_WHAT NEEDS TO BE DONE_
Nothing but a number should be given: how many lines in the entries below include the string "text".

Source data

================

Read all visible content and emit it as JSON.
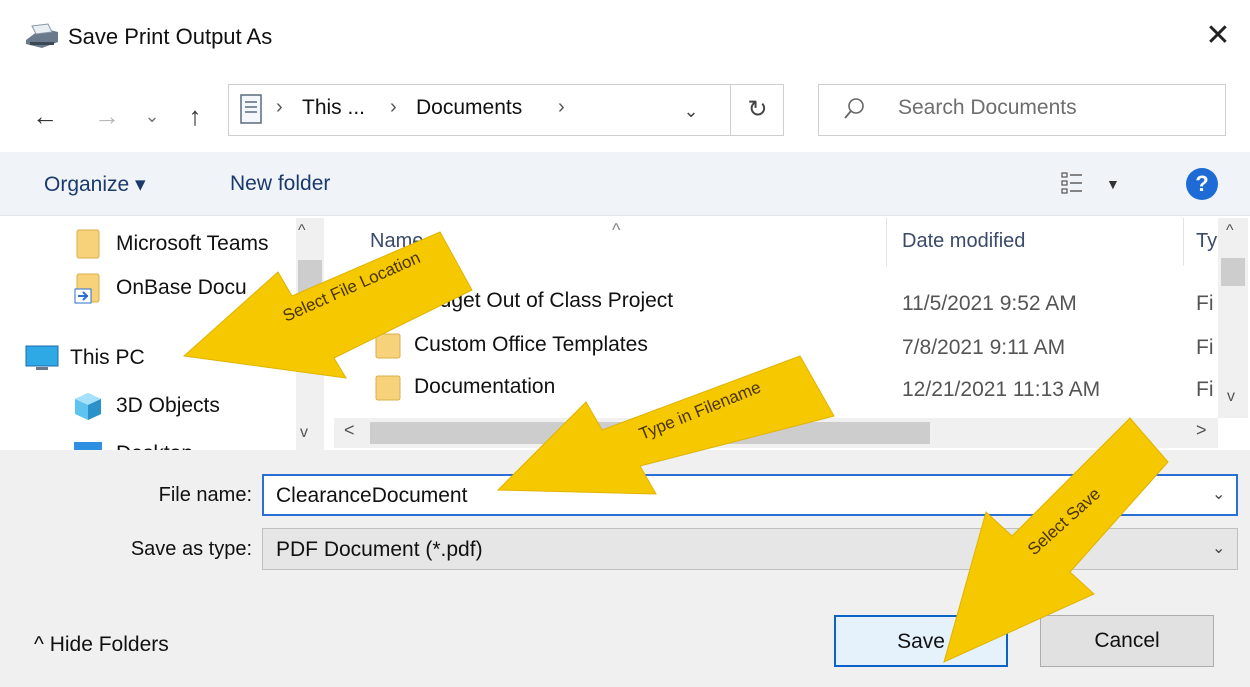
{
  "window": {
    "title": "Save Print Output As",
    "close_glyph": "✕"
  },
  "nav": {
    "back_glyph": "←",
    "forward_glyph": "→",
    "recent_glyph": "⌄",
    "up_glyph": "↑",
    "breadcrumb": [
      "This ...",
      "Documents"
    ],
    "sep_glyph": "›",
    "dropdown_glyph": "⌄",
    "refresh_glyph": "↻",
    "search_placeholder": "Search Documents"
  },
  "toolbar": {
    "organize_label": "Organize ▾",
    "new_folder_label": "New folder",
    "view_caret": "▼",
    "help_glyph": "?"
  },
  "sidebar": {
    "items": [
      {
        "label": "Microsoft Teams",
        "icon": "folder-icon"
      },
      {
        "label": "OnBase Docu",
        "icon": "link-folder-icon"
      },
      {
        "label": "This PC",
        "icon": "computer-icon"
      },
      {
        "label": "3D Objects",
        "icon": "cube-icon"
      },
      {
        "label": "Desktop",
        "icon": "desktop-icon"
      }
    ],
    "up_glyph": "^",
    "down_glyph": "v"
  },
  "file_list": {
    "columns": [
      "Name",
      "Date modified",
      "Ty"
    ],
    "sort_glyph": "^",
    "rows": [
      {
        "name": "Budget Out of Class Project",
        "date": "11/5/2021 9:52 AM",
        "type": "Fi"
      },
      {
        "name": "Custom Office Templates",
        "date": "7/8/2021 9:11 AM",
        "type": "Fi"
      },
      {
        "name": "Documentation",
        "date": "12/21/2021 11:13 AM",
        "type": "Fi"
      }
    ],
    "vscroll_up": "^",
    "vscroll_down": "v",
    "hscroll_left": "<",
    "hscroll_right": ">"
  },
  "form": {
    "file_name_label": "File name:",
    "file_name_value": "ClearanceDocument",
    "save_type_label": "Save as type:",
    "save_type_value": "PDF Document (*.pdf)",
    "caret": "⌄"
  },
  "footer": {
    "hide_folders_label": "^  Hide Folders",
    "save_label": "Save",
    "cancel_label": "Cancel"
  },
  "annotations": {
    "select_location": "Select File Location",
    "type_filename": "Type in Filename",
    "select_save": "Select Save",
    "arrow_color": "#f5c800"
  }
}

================

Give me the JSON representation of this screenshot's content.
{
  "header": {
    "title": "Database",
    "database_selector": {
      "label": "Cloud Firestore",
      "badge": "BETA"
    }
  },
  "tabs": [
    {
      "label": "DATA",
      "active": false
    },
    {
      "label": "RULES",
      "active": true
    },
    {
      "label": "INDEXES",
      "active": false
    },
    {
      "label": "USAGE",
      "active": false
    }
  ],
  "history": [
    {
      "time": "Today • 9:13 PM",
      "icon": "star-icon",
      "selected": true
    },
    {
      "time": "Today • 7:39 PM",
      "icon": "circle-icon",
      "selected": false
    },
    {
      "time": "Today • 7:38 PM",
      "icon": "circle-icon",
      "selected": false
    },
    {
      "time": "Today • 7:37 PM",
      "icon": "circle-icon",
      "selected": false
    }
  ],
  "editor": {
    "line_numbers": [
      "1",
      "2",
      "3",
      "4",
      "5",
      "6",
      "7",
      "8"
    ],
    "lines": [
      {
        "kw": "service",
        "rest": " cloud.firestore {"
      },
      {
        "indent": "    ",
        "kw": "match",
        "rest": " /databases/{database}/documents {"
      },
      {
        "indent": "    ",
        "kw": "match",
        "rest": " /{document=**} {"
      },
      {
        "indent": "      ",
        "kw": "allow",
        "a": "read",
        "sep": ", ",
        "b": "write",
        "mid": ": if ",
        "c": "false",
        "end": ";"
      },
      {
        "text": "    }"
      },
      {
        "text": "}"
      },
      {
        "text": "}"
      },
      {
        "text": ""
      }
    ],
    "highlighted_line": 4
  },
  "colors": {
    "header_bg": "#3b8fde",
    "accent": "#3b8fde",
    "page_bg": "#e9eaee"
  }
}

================

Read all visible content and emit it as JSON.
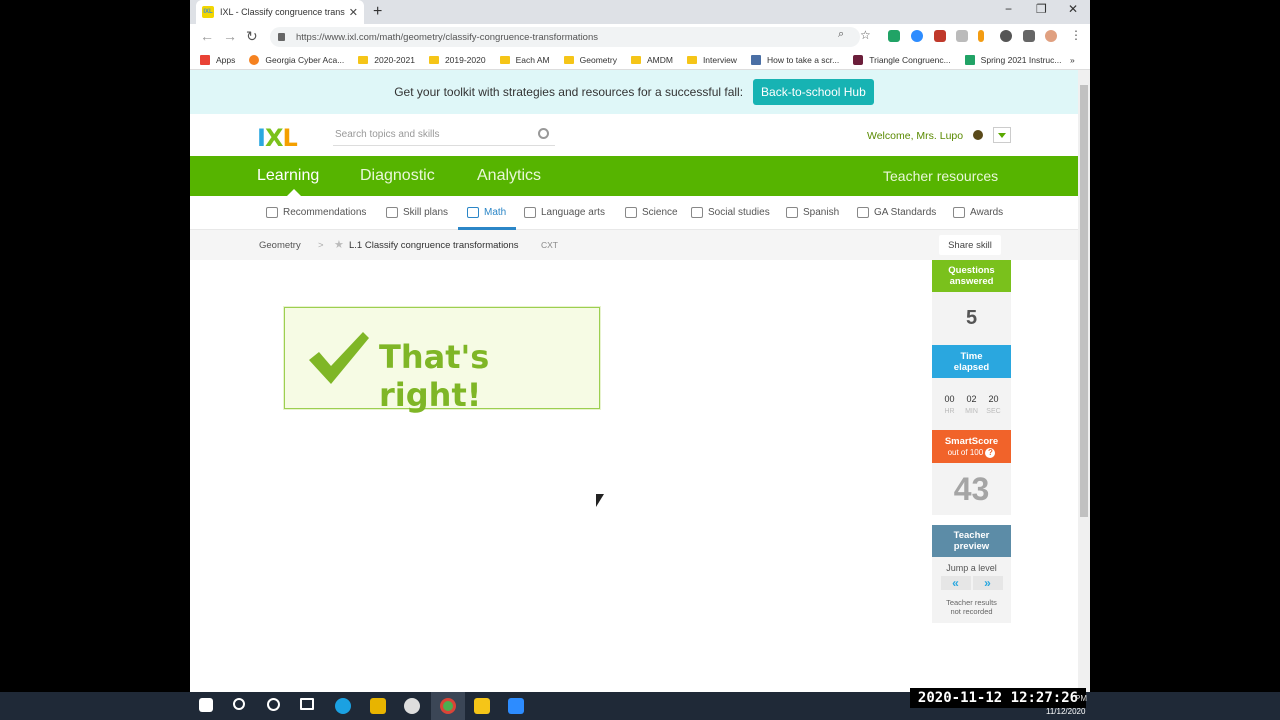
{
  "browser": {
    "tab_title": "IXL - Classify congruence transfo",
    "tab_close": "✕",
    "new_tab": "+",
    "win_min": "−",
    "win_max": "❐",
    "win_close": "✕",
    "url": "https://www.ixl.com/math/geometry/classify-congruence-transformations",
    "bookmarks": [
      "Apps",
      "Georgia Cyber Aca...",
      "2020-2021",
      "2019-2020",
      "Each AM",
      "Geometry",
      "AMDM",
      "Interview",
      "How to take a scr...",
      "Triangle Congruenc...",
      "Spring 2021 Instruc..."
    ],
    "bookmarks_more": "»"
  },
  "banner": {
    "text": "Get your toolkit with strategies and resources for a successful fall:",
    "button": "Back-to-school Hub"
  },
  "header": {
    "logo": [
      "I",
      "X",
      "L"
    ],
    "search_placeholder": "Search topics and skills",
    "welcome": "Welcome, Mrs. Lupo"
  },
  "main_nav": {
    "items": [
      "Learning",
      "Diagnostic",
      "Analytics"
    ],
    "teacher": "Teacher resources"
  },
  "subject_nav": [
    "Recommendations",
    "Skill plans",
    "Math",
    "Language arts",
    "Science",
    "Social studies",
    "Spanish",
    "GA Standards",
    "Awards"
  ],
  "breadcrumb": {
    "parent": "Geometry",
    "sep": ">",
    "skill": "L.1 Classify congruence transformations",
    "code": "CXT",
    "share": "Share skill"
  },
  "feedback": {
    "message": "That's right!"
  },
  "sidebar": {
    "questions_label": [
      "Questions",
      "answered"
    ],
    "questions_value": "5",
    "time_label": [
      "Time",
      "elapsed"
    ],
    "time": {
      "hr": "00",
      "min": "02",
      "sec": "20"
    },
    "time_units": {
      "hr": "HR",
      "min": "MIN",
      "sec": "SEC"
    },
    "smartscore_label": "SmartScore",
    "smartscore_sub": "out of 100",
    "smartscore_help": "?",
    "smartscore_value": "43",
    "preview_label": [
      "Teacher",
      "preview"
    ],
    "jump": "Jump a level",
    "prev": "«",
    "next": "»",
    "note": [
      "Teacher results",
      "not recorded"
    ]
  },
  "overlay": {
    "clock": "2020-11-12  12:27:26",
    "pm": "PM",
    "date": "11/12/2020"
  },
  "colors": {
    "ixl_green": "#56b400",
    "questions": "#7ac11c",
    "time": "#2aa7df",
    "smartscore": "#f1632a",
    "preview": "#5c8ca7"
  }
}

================

_RESPONSE BOX_
5